Jesus did not own a record player but he was splayed on a wooden deck his arms and legs stretched out to embrace and integrate the agony of now-in-the-body with the bliss of eternity-in-I-Amness.

He said some pretty strange things in relation to time: “Before Abraham was … I Am.” (John 8:58) This little aside was enough to get him stoned for blasphemy. And when one of the criminals alongside him asked a favour “remember me when you come into your kingdom” Jesus replied “Truly, I say to you, today you will be with me in Paradise.” (Luke 23:43) Was Jesus a Time Lord like Dr Who?

His take on time seemed to be that the eternal kingdom is here, is now. For it is not a place it is a state. “Behold, the kingdom of God is within you.” (Luke 17:21) As Einstein says “the distinction between past, present, and future is only a stubbornly persistent illusion.”

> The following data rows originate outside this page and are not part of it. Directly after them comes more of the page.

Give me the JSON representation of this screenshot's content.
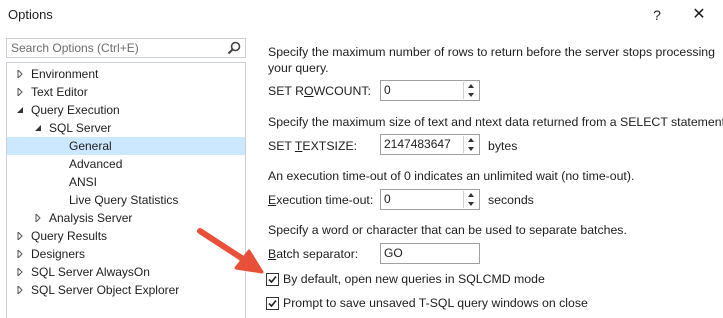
{
  "window": {
    "title": "Options",
    "help_glyph": "?",
    "close_glyph": "✕"
  },
  "search": {
    "placeholder": "Search Options (Ctrl+E)",
    "value": ""
  },
  "tree": {
    "items": [
      {
        "label": "Environment",
        "state": "collapsed"
      },
      {
        "label": "Text Editor",
        "state": "collapsed"
      },
      {
        "label": "Query Execution",
        "state": "expanded"
      },
      {
        "label": "SQL Server",
        "state": "expanded"
      },
      {
        "label": "General",
        "state": "leaf",
        "selected": true
      },
      {
        "label": "Advanced",
        "state": "leaf"
      },
      {
        "label": "ANSI",
        "state": "leaf"
      },
      {
        "label": "Live Query Statistics",
        "state": "leaf"
      },
      {
        "label": "Analysis Server",
        "state": "collapsed"
      },
      {
        "label": "Query Results",
        "state": "collapsed"
      },
      {
        "label": "Designers",
        "state": "collapsed"
      },
      {
        "label": "SQL Server AlwaysOn",
        "state": "collapsed"
      },
      {
        "label": "SQL Server Object Explorer",
        "state": "collapsed"
      }
    ]
  },
  "general": {
    "rowcount_desc_1": "Specify the maximum number of rows to return before the server stops processing",
    "rowcount_desc_2": "your query.",
    "rowcount_label_pre": "SET R",
    "rowcount_label_u": "O",
    "rowcount_label_post": "WCOUNT:",
    "rowcount_value": "0",
    "textsize_desc": "Specify the maximum size of text and ntext data returned from a SELECT statement.",
    "textsize_label_pre": "SET ",
    "textsize_label_u": "T",
    "textsize_label_post": "EXTSIZE:",
    "textsize_value": "2147483647",
    "textsize_unit": "bytes",
    "timeout_desc": "An execution time-out of 0 indicates an unlimited wait (no time-out).",
    "timeout_label_u": "E",
    "timeout_label_post": "xecution time-out:",
    "timeout_value": "0",
    "timeout_unit": "seconds",
    "batch_desc": "Specify a word or character that can be used to separate batches.",
    "batch_label_u": "B",
    "batch_label_post": "atch separator:",
    "batch_value": "GO",
    "sqlcmd_label": "By default, open new queries in SQLCMD mode",
    "sqlcmd_checked": true,
    "prompt_save_label": "Prompt to save unsaved T-SQL query windows on close",
    "prompt_save_checked": true
  },
  "colors": {
    "selection": "#cce8ff",
    "arrow": "#e8503a",
    "border": "#cccedb"
  }
}
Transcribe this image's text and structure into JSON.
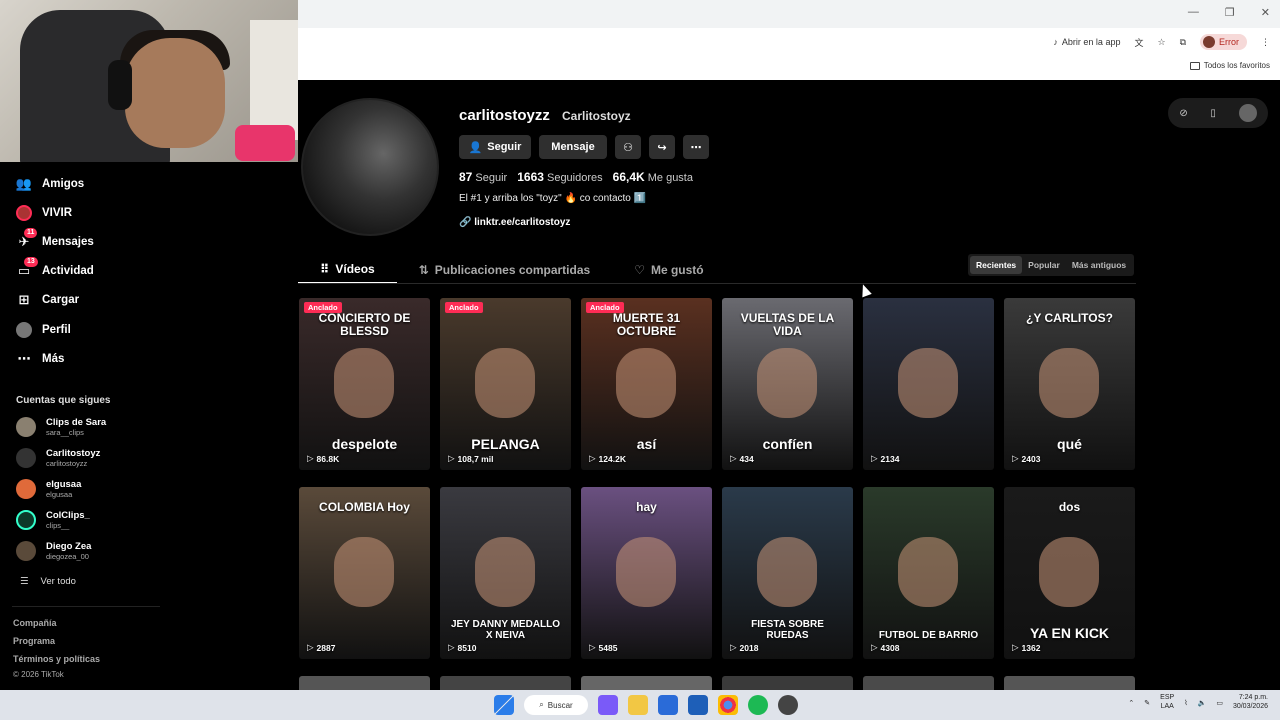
{
  "browser": {
    "open_in_app": "Abrir en la app",
    "profile_error": "Error",
    "bookmarks_all": "Todos los favoritos"
  },
  "sidebar": {
    "items": [
      {
        "label": "Amigos",
        "icon": "friends-icon"
      },
      {
        "label": "VIVIR",
        "icon": "live-icon"
      },
      {
        "label": "Mensajes",
        "icon": "messages-icon",
        "badge": "11"
      },
      {
        "label": "Actividad",
        "icon": "activity-icon",
        "badge": "13"
      },
      {
        "label": "Cargar",
        "icon": "upload-icon"
      },
      {
        "label": "Perfil",
        "icon": "profile-icon"
      },
      {
        "label": "Más",
        "icon": "more-icon"
      }
    ],
    "following_heading": "Cuentas que sigues",
    "following": [
      {
        "name": "Clips de Sara",
        "handle": "sara__clips"
      },
      {
        "name": "Carlitostoyz",
        "handle": "carlitostoyzz"
      },
      {
        "name": "elgusaa",
        "handle": "elgusaa"
      },
      {
        "name": "ColClips_",
        "handle": "clips__"
      },
      {
        "name": "Diego Zea",
        "handle": "diegozea_00"
      }
    ],
    "see_all": "Ver todo",
    "footer": [
      "Compañía",
      "Programa",
      "Términos y políticas",
      "© 2026 TikTok"
    ]
  },
  "profile": {
    "username": "carlitostoyzz",
    "nickname": "Carlitostoyz",
    "follow_label": "Seguir",
    "message_label": "Mensaje",
    "stats": [
      {
        "value": "87",
        "label": "Seguir"
      },
      {
        "value": "1663",
        "label": "Seguidores"
      },
      {
        "value": "66,4K",
        "label": "Me gusta"
      }
    ],
    "bio": "El #1 y arriba los \"toyz\" 🔥 co contacto 1️⃣",
    "link": "linktr.ee/carlitostoyz"
  },
  "tabs": [
    {
      "label": "Vídeos",
      "active": true
    },
    {
      "label": "Publicaciones compartidas",
      "active": false
    },
    {
      "label": "Me gustó",
      "active": false
    }
  ],
  "sort": [
    "Recientes",
    "Popular",
    "Más antiguos"
  ],
  "pinned_label": "Anclado",
  "videos": [
    {
      "caption": "CONCIERTO DE BLESSD",
      "subcaption": "despelote",
      "views": "86.8K",
      "pinned": true,
      "bg": "#3a2a2a"
    },
    {
      "caption": "",
      "subcaption": "PELANGA",
      "views": "108,7 mil",
      "pinned": true,
      "bg": "#4a3a2c"
    },
    {
      "caption": "MUERTE 31 OCTUBRE",
      "subcaption": "así",
      "views": "124.2K",
      "pinned": true,
      "bg": "#5a3020"
    },
    {
      "caption": "VUELTAS DE LA VIDA",
      "subcaption": "confíen",
      "views": "434",
      "pinned": false,
      "bg": "#6a6a70"
    },
    {
      "caption": "",
      "subcaption": "",
      "views": "2134",
      "pinned": false,
      "bg": "#2a3040"
    },
    {
      "caption": "¿Y CARLITOS?",
      "subcaption": "qué",
      "views": "2403",
      "pinned": false,
      "bg": "#3a3a3a"
    },
    {
      "caption": "COLOMBIA Hoy",
      "subcaption": "",
      "views": "2887",
      "pinned": false,
      "bg": "#5a4a3a"
    },
    {
      "caption": "",
      "subcaption": "JEY DANNY MEDALLO X NEIVA",
      "views": "8510",
      "pinned": false,
      "bg": "#3a3a40"
    },
    {
      "caption": "hay",
      "subcaption": "",
      "views": "5485",
      "pinned": false,
      "bg": "#6a5080"
    },
    {
      "caption": "",
      "subcaption": "FIESTA SOBRE RUEDAS",
      "views": "2018",
      "pinned": false,
      "bg": "#2a3a4a"
    },
    {
      "caption": "",
      "subcaption": "FUTBOL DE BARRIO",
      "views": "4308",
      "pinned": false,
      "bg": "#2a3a2a"
    },
    {
      "caption": "dos",
      "subcaption": "YA EN KICK",
      "views": "1362",
      "pinned": false,
      "bg": "#1a1a1a"
    }
  ],
  "taskbar": {
    "search_label": "Buscar",
    "lang": "ESP",
    "region": "LAA",
    "time": "7:24 p.m.",
    "date": "30/03/2026"
  }
}
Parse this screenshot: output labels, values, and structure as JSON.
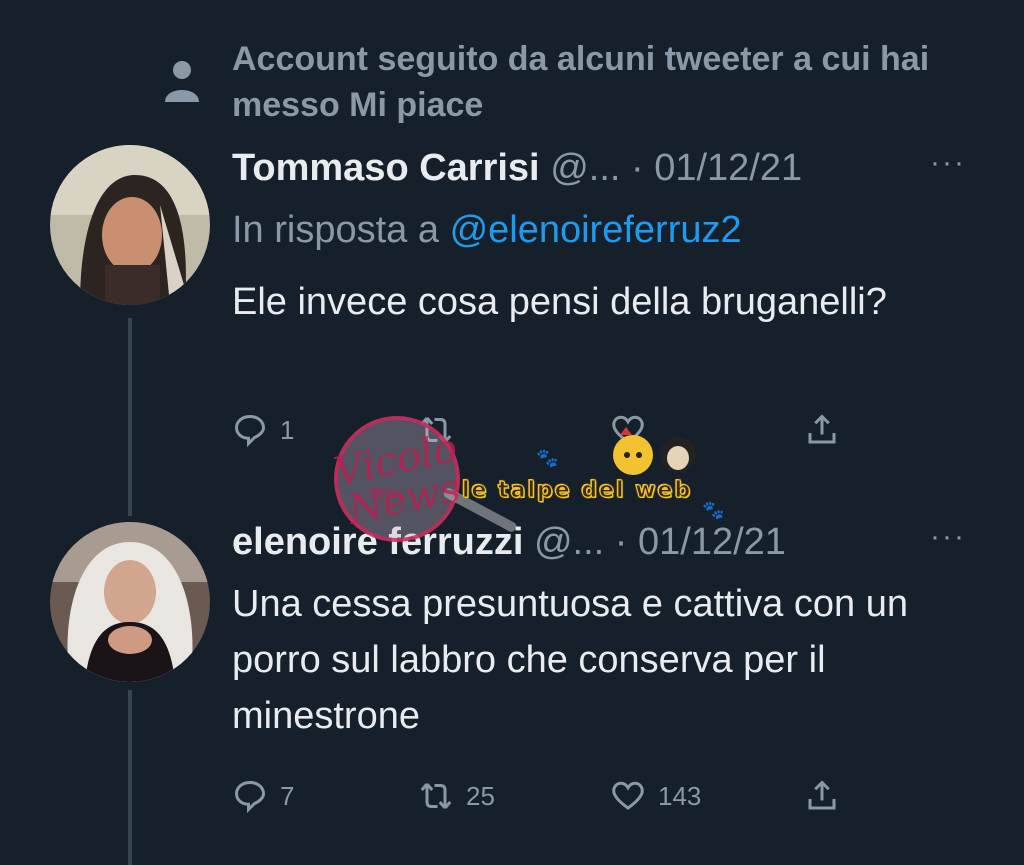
{
  "context": {
    "text": "Account seguito da alcuni tweeter a cui hai messo Mi piace",
    "icon": "person-icon"
  },
  "tweets": [
    {
      "name": "Tommaso Carrisi",
      "handle": "@...",
      "separator": "·",
      "date": "01/12/21",
      "reply_prefix": "In risposta a",
      "reply_handle": "@elenoireferruz2",
      "text": "Ele invece cosa pensi della bruganelli?",
      "replies": "1",
      "retweets": "",
      "likes": ""
    },
    {
      "name": "elenoire ferruzzi",
      "handle": "@...",
      "separator": "·",
      "date": "01/12/21",
      "text": "Una cessa presuntuosa e cattiva con un porro sul labbro che conserva per il minestrone",
      "replies": "7",
      "retweets": "25",
      "likes": "143"
    }
  ],
  "more_label": "···",
  "watermarks": {
    "vicolo_main": "Vicolo",
    "vicolo_small": "delle",
    "vicolo_tail": "News",
    "talpe": "le talpe del web"
  },
  "colors": {
    "background": "#15202b",
    "link": "#1d9bf0",
    "muted": "#8b98a5",
    "text": "#e8ecef"
  }
}
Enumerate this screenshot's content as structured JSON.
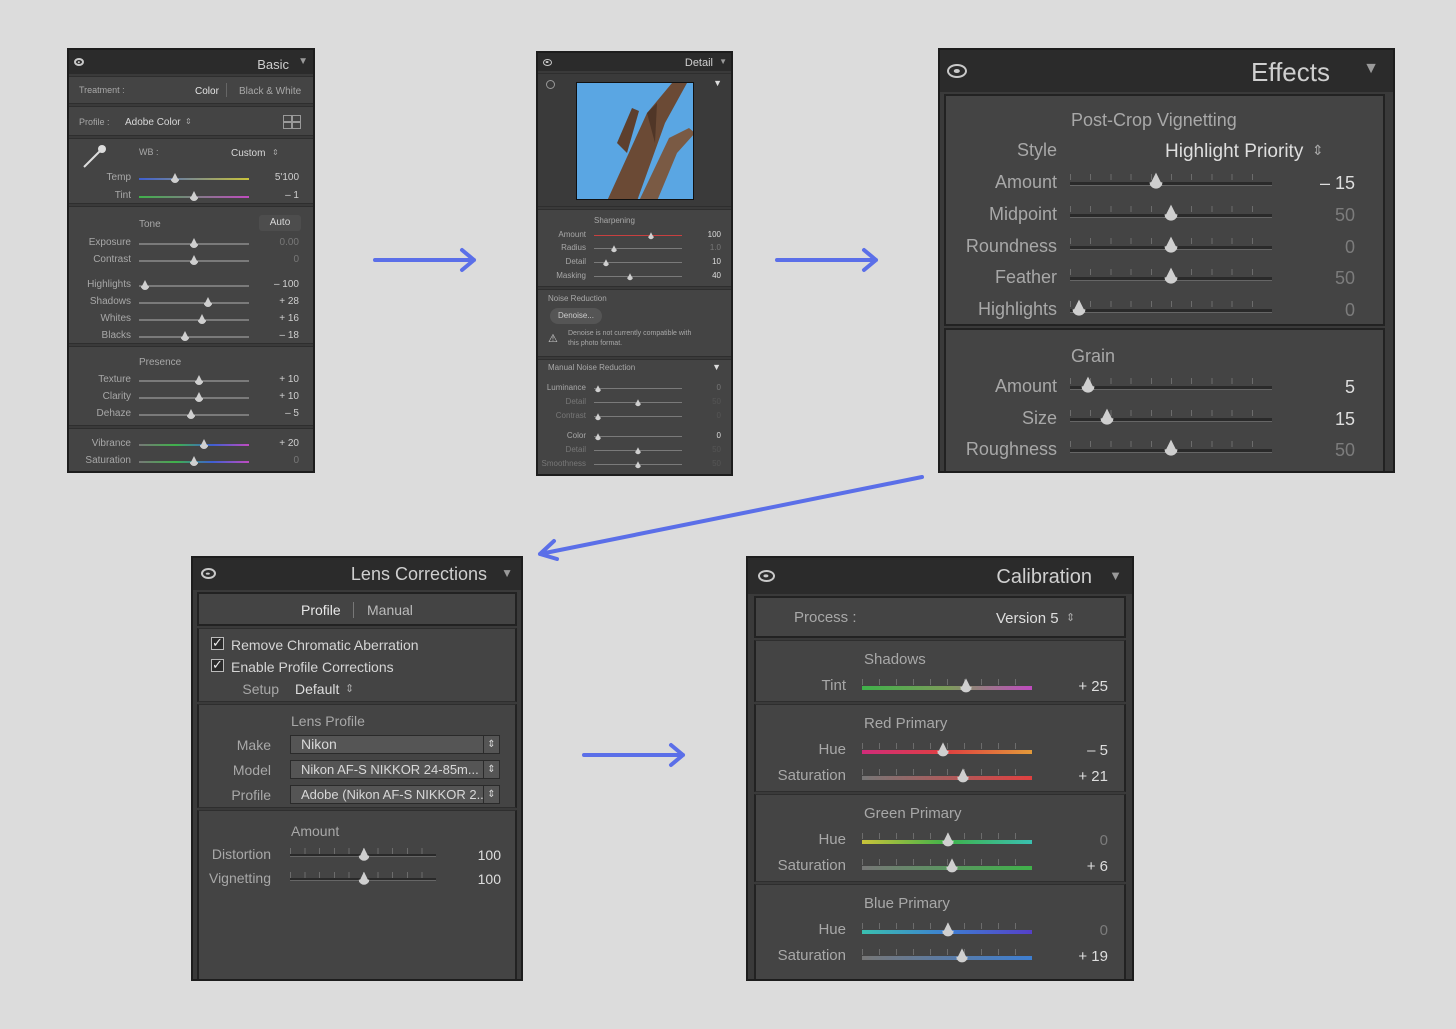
{
  "basic": {
    "title": "Basic",
    "treatment_label": "Treatment :",
    "treatment_color": "Color",
    "treatment_bw": "Black & White",
    "profile_label": "Profile :",
    "profile_value": "Adobe Color",
    "wb_label": "WB :",
    "wb_value": "Custom",
    "temp_label": "Temp",
    "temp_value": "5'100",
    "tint_label": "Tint",
    "tint_value": "– 1",
    "tone_label": "Tone",
    "auto_label": "Auto",
    "exposure_label": "Exposure",
    "exposure_value": "0.00",
    "contrast_label": "Contrast",
    "contrast_value": "0",
    "highlights_label": "Highlights",
    "highlights_value": "– 100",
    "shadows_label": "Shadows",
    "shadows_value": "+ 28",
    "whites_label": "Whites",
    "whites_value": "+ 16",
    "blacks_label": "Blacks",
    "blacks_value": "– 18",
    "presence_label": "Presence",
    "texture_label": "Texture",
    "texture_value": "+ 10",
    "clarity_label": "Clarity",
    "clarity_value": "+ 10",
    "dehaze_label": "Dehaze",
    "dehaze_value": "– 5",
    "vibrance_label": "Vibrance",
    "vibrance_value": "+ 20",
    "saturation_label": "Saturation",
    "saturation_value": "0"
  },
  "detail": {
    "title": "Detail",
    "sharpening_label": "Sharpening",
    "amount_label": "Amount",
    "amount_value": "100",
    "radius_label": "Radius",
    "radius_value": "1.0",
    "detail_label": "Detail",
    "detail_value": "10",
    "masking_label": "Masking",
    "masking_value": "40",
    "noise_label": "Noise Reduction",
    "denoise_button": "Denoise...",
    "warning_line1": "Denoise is not currently compatible with",
    "warning_line2": "this photo format.",
    "manual_label": "Manual Noise Reduction",
    "luminance_label": "Luminance",
    "luminance_value": "0",
    "lum_detail_label": "Detail",
    "lum_detail_value": "50",
    "lum_contrast_label": "Contrast",
    "lum_contrast_value": "0",
    "color_label": "Color",
    "color_value": "0",
    "col_detail_label": "Detail",
    "col_detail_value": "50",
    "smoothness_label": "Smoothness",
    "smoothness_value": "50"
  },
  "effects": {
    "title": "Effects",
    "vignette_label": "Post-Crop Vignetting",
    "style_label": "Style",
    "style_value": "Highlight Priority",
    "amount_label": "Amount",
    "amount_value": "– 15",
    "midpoint_label": "Midpoint",
    "midpoint_value": "50",
    "roundness_label": "Roundness",
    "roundness_value": "0",
    "feather_label": "Feather",
    "feather_value": "50",
    "highlights_label": "Highlights",
    "highlights_value": "0",
    "grain_label": "Grain",
    "g_amount_label": "Amount",
    "g_amount_value": "5",
    "g_size_label": "Size",
    "g_size_value": "15",
    "g_rough_label": "Roughness",
    "g_rough_value": "50"
  },
  "lens": {
    "title": "Lens Corrections",
    "tab_profile": "Profile",
    "tab_manual": "Manual",
    "chk_aberration": "Remove Chromatic Aberration",
    "chk_profile": "Enable Profile Corrections",
    "setup_label": "Setup",
    "setup_value": "Default",
    "lens_profile_label": "Lens Profile",
    "make_label": "Make",
    "make_value": "Nikon",
    "model_label": "Model",
    "model_value": "Nikon AF-S NIKKOR 24-85m...",
    "profile_label": "Profile",
    "profile_value": "Adobe (Nikon AF-S NIKKOR 2...",
    "amount_label": "Amount",
    "distortion_label": "Distortion",
    "distortion_value": "100",
    "vignetting_label": "Vignetting",
    "vignetting_value": "100"
  },
  "calibration": {
    "title": "Calibration",
    "process_label": "Process :",
    "process_value": "Version 5",
    "shadows_label": "Shadows",
    "tint_label": "Tint",
    "tint_value": "+ 25",
    "red_label": "Red Primary",
    "red_hue_label": "Hue",
    "red_hue_value": "– 5",
    "red_sat_label": "Saturation",
    "red_sat_value": "+ 21",
    "green_label": "Green Primary",
    "green_hue_label": "Hue",
    "green_hue_value": "0",
    "green_sat_label": "Saturation",
    "green_sat_value": "+ 6",
    "blue_label": "Blue Primary",
    "blue_hue_label": "Hue",
    "blue_hue_value": "0",
    "blue_sat_label": "Saturation",
    "blue_sat_value": "+ 19"
  },
  "colors": {
    "arrow": "#5b6fe8",
    "panel_bg": "#3a3a3a",
    "section_bg": "#444444"
  }
}
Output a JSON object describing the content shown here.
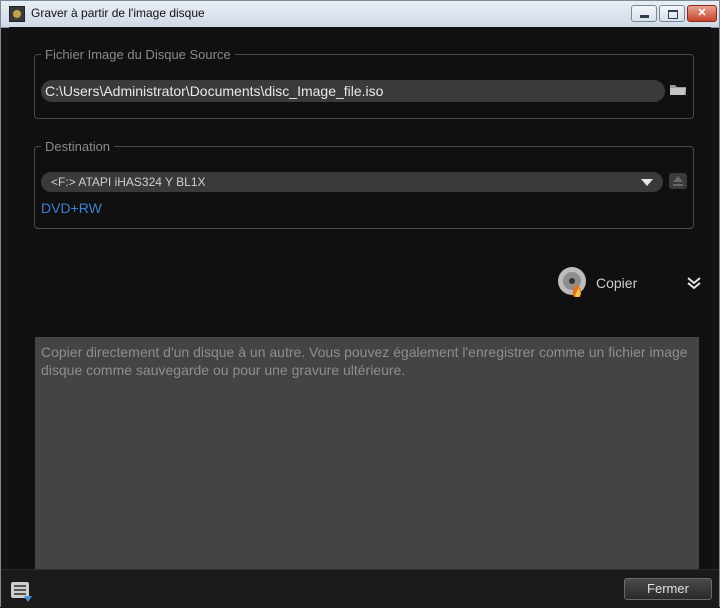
{
  "window": {
    "title": "Graver à partir de l'image disque"
  },
  "source": {
    "legend": "Fichier Image du Disque Source",
    "path": "C:\\Users\\Administrator\\Documents\\disc_Image_file.iso"
  },
  "destination": {
    "legend": "Destination",
    "drive": "<F:>  ATAPI iHAS324   Y BL1X",
    "disc_type": "DVD+RW"
  },
  "action": {
    "copy_label": "Copier"
  },
  "description": "Copier directement d'un disque à un autre. Vous pouvez également l'enregistrer comme un fichier image disque comme sauvegarde ou pour une gravure ultérieure.",
  "footer": {
    "close_label": "Fermer"
  },
  "icons": {
    "app": "burn-app-icon",
    "folder": "folder-icon",
    "eject": "eject-icon",
    "copy": "disc-burn-icon",
    "expand": "double-chevron-down-icon",
    "settings": "settings-list-icon"
  },
  "colors": {
    "disc_type": "#3f7fd4",
    "background": "#101010",
    "description_bg": "#444444"
  }
}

It is only when we calibrate time on external reference points that eternity loses its immediacy. “Time is nature’s way of keeping everything from happening at once” puns Woody Allen paraphrasing science fiction writer Ray Cummings which is why, on a day like today, we put our clocks back so we can all experience each other in the same time zone – the time is always now.


presence and absence

“In the silent darkness we are given new eyes. In the heart of the divine we can see more clearly who we are.”

Macrina Wiederkehr


“Saying the mantra is like dismantling a wall that separates your true Self from union with God … each syllable a brick … each word a course.”

Via Negativa

two faces and a vaseIn his book of essays, ‘Working the Room’, Geoff Dyer suggests we reflect not only on the positive things that shaped our lives but also on the negative things that did not happen – those events that did not register on our internal seismograph.

In his case, narrowly avoiding being written off by an American truck when he was driving too tired at night on the wrong side of the road. In my case, the job offer I turned down in High Point, North Carolina  when I was on tour with the band. And others.

Seeing our life in relief – the positive and the negative, like a brass rubbing – brings a sense of relief. And gratitude. Gratitude for the good things we care to remember and gratitude for the bad things that could have happened but didn’t.

The path to the awakened life is not one of addition – adding missing knowledge or perfected practice to who you are already. Rather, it is a path of subtraction – letting go of ideas you have accrued. It is a state of remembering who you already are – your true nature.

At the end of González Iñárritu’s film ‘Amores Perros’ – a meditation on death – if you stay long enough and read the credits before the house lights go up you will see an unattributed quote: “Porque también somos lo que hemos perdido.” Because we are also what we have lost.